= EXERCISE DIRECTIONS =
Return the listing exactly as it appears, but strip out the images.

= SOURCE RECORDS =
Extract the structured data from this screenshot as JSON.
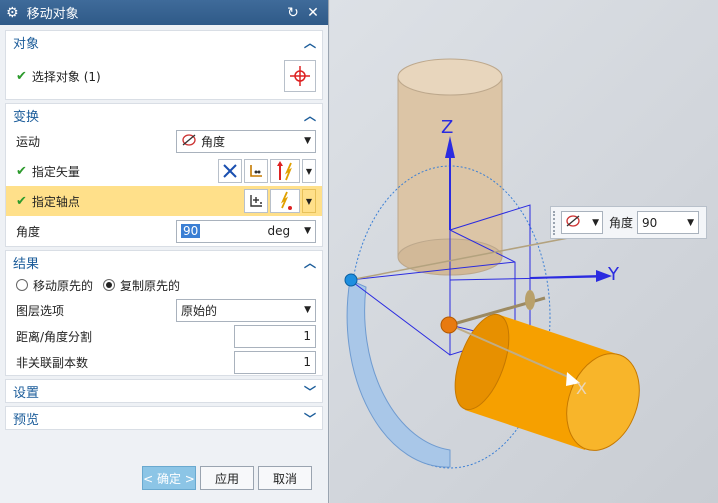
{
  "dialog": {
    "title": "移动对象",
    "sections": {
      "object": {
        "header": "对象",
        "select_label": "选择对象 (1)"
      },
      "transform": {
        "header": "变换",
        "motion_label": "运动",
        "motion_value": "角度",
        "vector_label": "指定矢量",
        "pivot_label": "指定轴点",
        "angle_label": "角度",
        "angle_value": "90",
        "angle_unit": "deg"
      },
      "result": {
        "header": "结果",
        "radio_move": "移动原先的",
        "radio_copy": "复制原先的",
        "layer_label": "图层选项",
        "layer_value": "原始的",
        "split_label": "距离/角度分割",
        "split_value": "1",
        "copies_label": "非关联副本数",
        "copies_value": "1"
      },
      "settings": {
        "header": "设置"
      },
      "preview": {
        "header": "预览"
      }
    },
    "buttons": {
      "ok": "< 确定 >",
      "apply": "应用",
      "cancel": "取消"
    }
  },
  "viewport": {
    "axes": {
      "z": "Z",
      "y": "Y",
      "x": "X"
    },
    "floatbar": {
      "label": "角度",
      "value": "90"
    }
  },
  "colors": {
    "title_bar": "#33608f",
    "section_header": "#1b5c9a",
    "highlight": "#ffe08a",
    "cylinder_orange": "#f6a000",
    "cylinder_tan": "#dcc5a6",
    "axis_blue": "#2b2be0"
  },
  "icons": [
    "gear-icon",
    "reset-icon",
    "close-icon",
    "crosshair-icon",
    "vector-icon",
    "point-icon",
    "rotate-icon"
  ]
}
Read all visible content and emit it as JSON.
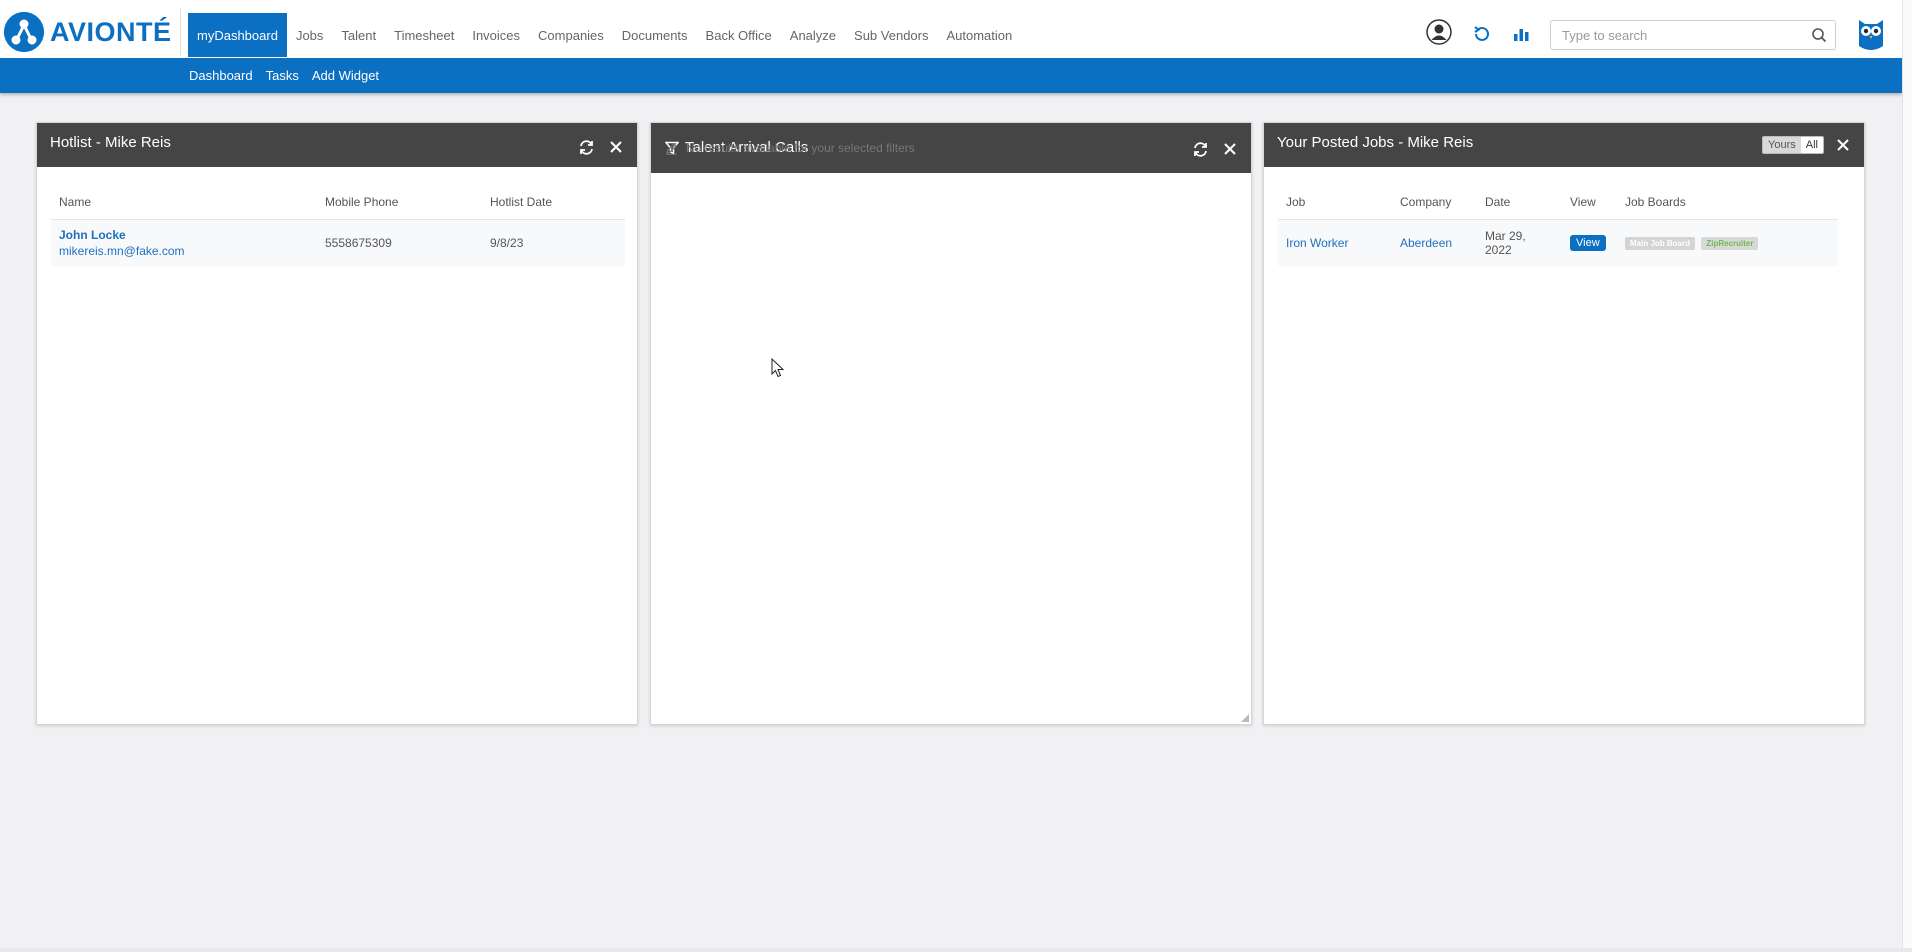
{
  "brand": {
    "name": "AVIONTÉ",
    "color": "#0b6fc2"
  },
  "nav": {
    "items": [
      {
        "label": "myDashboard",
        "active": true
      },
      {
        "label": "Jobs"
      },
      {
        "label": "Talent"
      },
      {
        "label": "Timesheet"
      },
      {
        "label": "Invoices"
      },
      {
        "label": "Companies"
      },
      {
        "label": "Documents"
      },
      {
        "label": "Back Office"
      },
      {
        "label": "Analyze"
      },
      {
        "label": "Sub Vendors"
      },
      {
        "label": "Automation"
      }
    ]
  },
  "toolbar": {
    "icons": [
      "user-icon",
      "refresh-history-icon",
      "bar-chart-icon",
      "owl-icon"
    ]
  },
  "search": {
    "placeholder": "Type to search"
  },
  "subnav": {
    "items": [
      "Dashboard",
      "Tasks",
      "Add Widget"
    ]
  },
  "hotlist": {
    "title": "Hotlist - Mike Reis",
    "columns": [
      "Name",
      "Mobile Phone",
      "Hotlist Date"
    ],
    "rows": [
      {
        "name": "John Locke",
        "email": "mikereis.mn@fake.com",
        "phone": "5558675309",
        "date": "9/8/23"
      }
    ]
  },
  "arrival": {
    "title": "Talent Arrival Calls",
    "empty_message": "No results available for your selected filters"
  },
  "posted": {
    "title": "Your Posted Jobs - Mike Reis",
    "toggle": {
      "yours": "Yours",
      "all": "All"
    },
    "columns": [
      "Job",
      "Company",
      "Date",
      "View",
      "Job Boards"
    ],
    "rows": [
      {
        "job": "Iron Worker",
        "company": "Aberdeen",
        "date_line1": "Mar 29,",
        "date_line2": "2022",
        "view": "View",
        "boards": [
          "Main Job Board",
          "ZipRecruiter"
        ]
      }
    ]
  }
}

= OUTPUT OF THE EXERCISE =
Extract the structured data from this screenshot as JSON.
{
  "dialog": {
    "title": "移动对象",
    "sections": {
      "object": {
        "header": "对象",
        "select_label": "选择对象 (1)"
      },
      "transform": {
        "header": "变换",
        "motion_label": "运动",
        "motion_value": "角度",
        "vector_label": "指定矢量",
        "pivot_label": "指定轴点",
        "angle_label": "角度",
        "angle_value": "90",
        "angle_unit": "deg"
      },
      "result": {
        "header": "结果",
        "radio_move": "移动原先的",
        "radio_copy": "复制原先的",
        "layer_label": "图层选项",
        "layer_value": "原始的",
        "split_label": "距离/角度分割",
        "split_value": "1",
        "copies_label": "非关联副本数",
        "copies_value": "1"
      },
      "settings": {
        "header": "设置"
      },
      "preview": {
        "header": "预览"
      }
    },
    "buttons": {
      "ok": "< 确定 >",
      "apply": "应用",
      "cancel": "取消"
    }
  },
  "viewport": {
    "axes": {
      "z": "Z",
      "y": "Y",
      "x": "X"
    },
    "floatbar": {
      "label": "角度",
      "value": "90"
    }
  },
  "colors": {
    "title_bar": "#33608f",
    "section_header": "#1b5c9a",
    "highlight": "#ffe08a",
    "cylinder_orange": "#f6a000",
    "cylinder_tan": "#dcc5a6",
    "axis_blue": "#2b2be0"
  },
  "icons": [
    "gear-icon",
    "reset-icon",
    "close-icon",
    "crosshair-icon",
    "vector-icon",
    "point-icon",
    "rotate-icon"
  ]
}
Read all visible content and emit it as JSON.
{
  "brand": {
    "name": "AVIONTÉ",
    "color": "#0b6fc2"
  },
  "nav": {
    "items": [
      {
        "label": "myDashboard",
        "active": true
      },
      {
        "label": "Jobs"
      },
      {
        "label": "Talent"
      },
      {
        "label": "Timesheet"
      },
      {
        "label": "Invoices"
      },
      {
        "label": "Companies"
      },
      {
        "label": "Documents"
      },
      {
        "label": "Back Office"
      },
      {
        "label": "Analyze"
      },
      {
        "label": "Sub Vendors"
      },
      {
        "label": "Automation"
      }
    ]
  },
  "toolbar": {
    "icons": [
      "user-icon",
      "refresh-history-icon",
      "bar-chart-icon",
      "owl-icon"
    ]
  },
  "search": {
    "placeholder": "Type to search"
  },
  "subnav": {
    "items": [
      "Dashboard",
      "Tasks",
      "Add Widget"
    ]
  },
  "hotlist": {
    "title": "Hotlist - Mike Reis",
    "columns": [
      "Name",
      "Mobile Phone",
      "Hotlist Date"
    ],
    "rows": [
      {
        "name": "John Locke",
        "email": "mikereis.mn@fake.com",
        "phone": "5558675309",
        "date": "9/8/23"
      }
    ]
  },
  "arrival": {
    "title": "Talent Arrival Calls",
    "empty_message": "No results available for your selected filters"
  },
  "posted": {
    "title": "Your Posted Jobs - Mike Reis",
    "toggle": {
      "yours": "Yours",
      "all": "All"
    },
    "columns": [
      "Job",
      "Company",
      "Date",
      "View",
      "Job Boards"
    ],
    "rows": [
      {
        "job": "Iron Worker",
        "company": "Aberdeen",
        "date_line1": "Mar 29,",
        "date_line2": "2022",
        "view": "View",
        "boards": [
          "Main Job Board",
          "ZipRecruiter"
        ]
      }
    ]
  }
}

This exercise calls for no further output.